- Journal ArticleFrom Intersubjectivity to Group Cognition(Computer Supported Cooperative Work (CSCW): Vol. 25, 42644) Stahl, GerryThe question of how it is possible for people to understand each other has been a controversial theme throughout the recent history of philosophy. It is a foundational issue for the social sciences, in which researchers try to understand the behaviors and statements of other people. It is of particular relevance to CSCW and CSCL, where participants have to understand, work with and learn with each other. Philosophers have posed the issue of how an individual can understand another and how a small group or community can have a joint understanding, shared intentionality or we-awareness. Studies of CSCW not only adopt insights from the philosophy of intersubjectivity to ground their methodology, they also contribute to the analysis of how intersubjectivity is established in concrete settings, including in virtual environments. Similarly, CSCL research can investigate how groups of people learn to construct intersubjective understandings in both traditional and technologically enhanced interactions. While classical phenomenology of intersubjectivity started from the cognitions of a solitary mind, the notion of intersubjectivity has subsequently shifted to a more social view. Recent studies of intersubjectivity suggest a structure of group cognition, which can provide a foundation for collaboration in work and learning that incorporates but transcends individual cognition.

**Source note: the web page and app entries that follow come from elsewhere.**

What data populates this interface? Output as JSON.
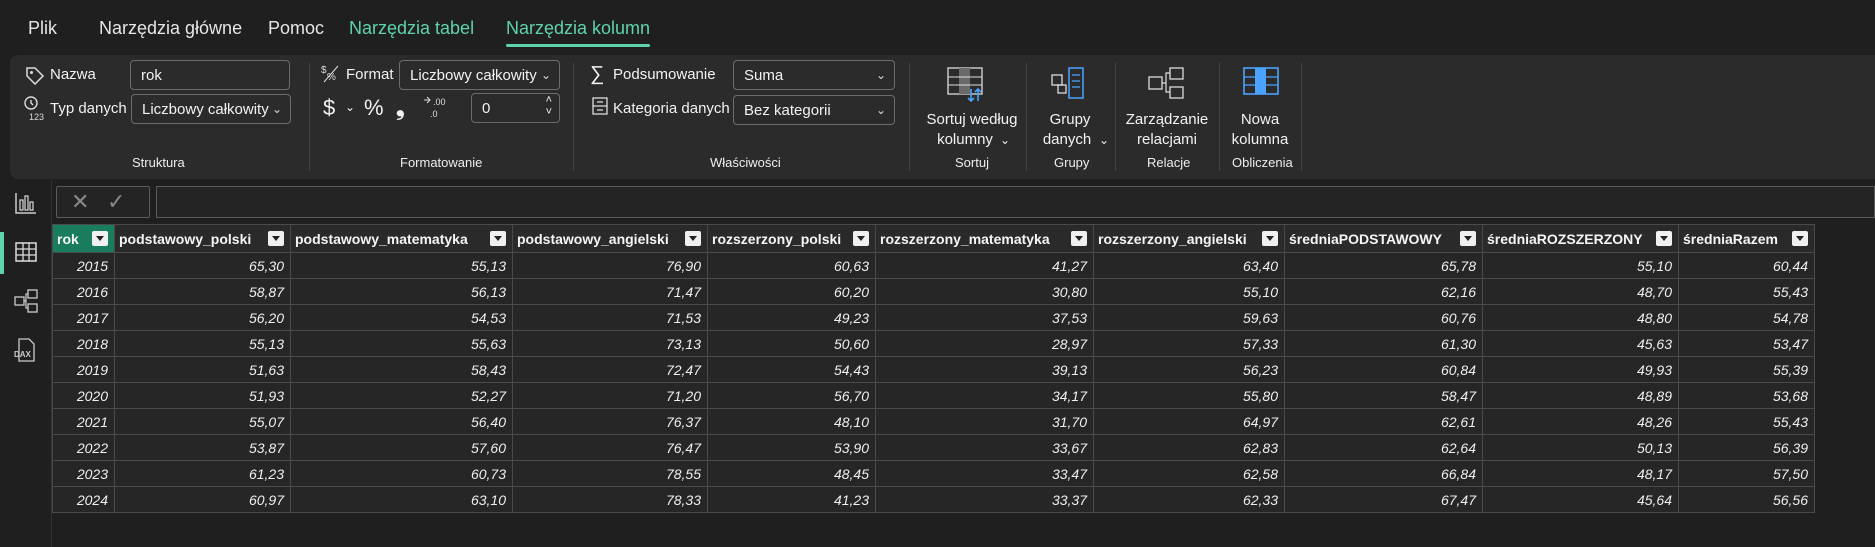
{
  "menu": {
    "items": [
      "Plik",
      "Narzędzia główne",
      "Pomoc",
      "Narzędzia tabel",
      "Narzędzia kolumn"
    ]
  },
  "ribbon": {
    "structure": {
      "name_label": "Nazwa",
      "name_value": "rok",
      "datatype_label": "Typ danych",
      "datatype_value": "Liczbowy całkowity",
      "group_label": "Struktura"
    },
    "formatting": {
      "format_label": "Format",
      "format_value": "Liczbowy całkowity",
      "currency_symbol": "$",
      "percent_symbol": "%",
      "comma_symbol": "❟",
      "decimals_value": "0",
      "group_label": "Formatowanie"
    },
    "properties": {
      "summary_label": "Podsumowanie",
      "summary_value": "Suma",
      "category_label": "Kategoria danych",
      "category_value": "Bez kategorii",
      "group_label": "Właściwości"
    },
    "sort": {
      "button_line1": "Sortuj według",
      "button_line2": "kolumny",
      "group_label": "Sortuj"
    },
    "groups": {
      "button_line1": "Grupy",
      "button_line2": "danych",
      "group_label": "Grupy"
    },
    "relations": {
      "button_line1": "Zarządzanie",
      "button_line2": "relacjami",
      "group_label": "Relacje"
    },
    "calculations": {
      "button_line1": "Nowa",
      "button_line2": "kolumna",
      "group_label": "Obliczenia"
    }
  },
  "colors": {
    "accent": "#5fd3ae",
    "selected_header": "#1a7c5e"
  },
  "table": {
    "columns": [
      "rok",
      "podstawowy_polski",
      "podstawowy_matematyka",
      "podstawowy_angielski",
      "rozszerzony_polski",
      "rozszerzony_matematyka",
      "rozszerzony_angielski",
      "średniaPODSTAWOWY",
      "średniaROZSZERZONY",
      "średniaRazem"
    ],
    "rows": [
      [
        "2015",
        "65,30",
        "55,13",
        "76,90",
        "60,63",
        "41,27",
        "63,40",
        "65,78",
        "55,10",
        "60,44"
      ],
      [
        "2016",
        "58,87",
        "56,13",
        "71,47",
        "60,20",
        "30,80",
        "55,10",
        "62,16",
        "48,70",
        "55,43"
      ],
      [
        "2017",
        "56,20",
        "54,53",
        "71,53",
        "49,23",
        "37,53",
        "59,63",
        "60,76",
        "48,80",
        "54,78"
      ],
      [
        "2018",
        "55,13",
        "55,63",
        "73,13",
        "50,60",
        "28,97",
        "57,33",
        "61,30",
        "45,63",
        "53,47"
      ],
      [
        "2019",
        "51,63",
        "58,43",
        "72,47",
        "54,43",
        "39,13",
        "56,23",
        "60,84",
        "49,93",
        "55,39"
      ],
      [
        "2020",
        "51,93",
        "52,27",
        "71,20",
        "56,70",
        "34,17",
        "55,80",
        "58,47",
        "48,89",
        "53,68"
      ],
      [
        "2021",
        "55,07",
        "56,40",
        "76,37",
        "48,10",
        "31,70",
        "64,97",
        "62,61",
        "48,26",
        "55,43"
      ],
      [
        "2022",
        "53,87",
        "57,60",
        "76,47",
        "53,90",
        "33,67",
        "62,83",
        "62,64",
        "50,13",
        "56,39"
      ],
      [
        "2023",
        "61,23",
        "60,73",
        "78,55",
        "48,45",
        "33,47",
        "62,58",
        "66,84",
        "48,17",
        "57,50"
      ],
      [
        "2024",
        "60,97",
        "63,10",
        "78,33",
        "41,23",
        "33,37",
        "62,33",
        "67,47",
        "45,64",
        "56,56"
      ]
    ]
  }
}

- Text DocumentGroup Dynamics Findings from Coordination in Problem Solving and Decision Making Meetings(Proceedings of the 2012 ACM International Conference on Supporting Group Work, 2012) Roman, Flaviu; Verma, Himanshu; Jermann, Patrick; Dillenbourg, PierreWe present the results of group dynamics and their effect on success in problem solving/decision making meetings. We use a novel multiple input environment for collaboration and data collection, and a hidden profile task given to groups, whose goals are to find the correct solution. We observe that groups elect 0, 1 or 2 leaders, and the best results are obtained by the groups with a single leader. Prior acquaintance (familiarity), does not show any effect on the success or on the group strategies. Groups with a single leader tend to be more successful, and leaders expressed their authority verbally rather than by through the collaborative system.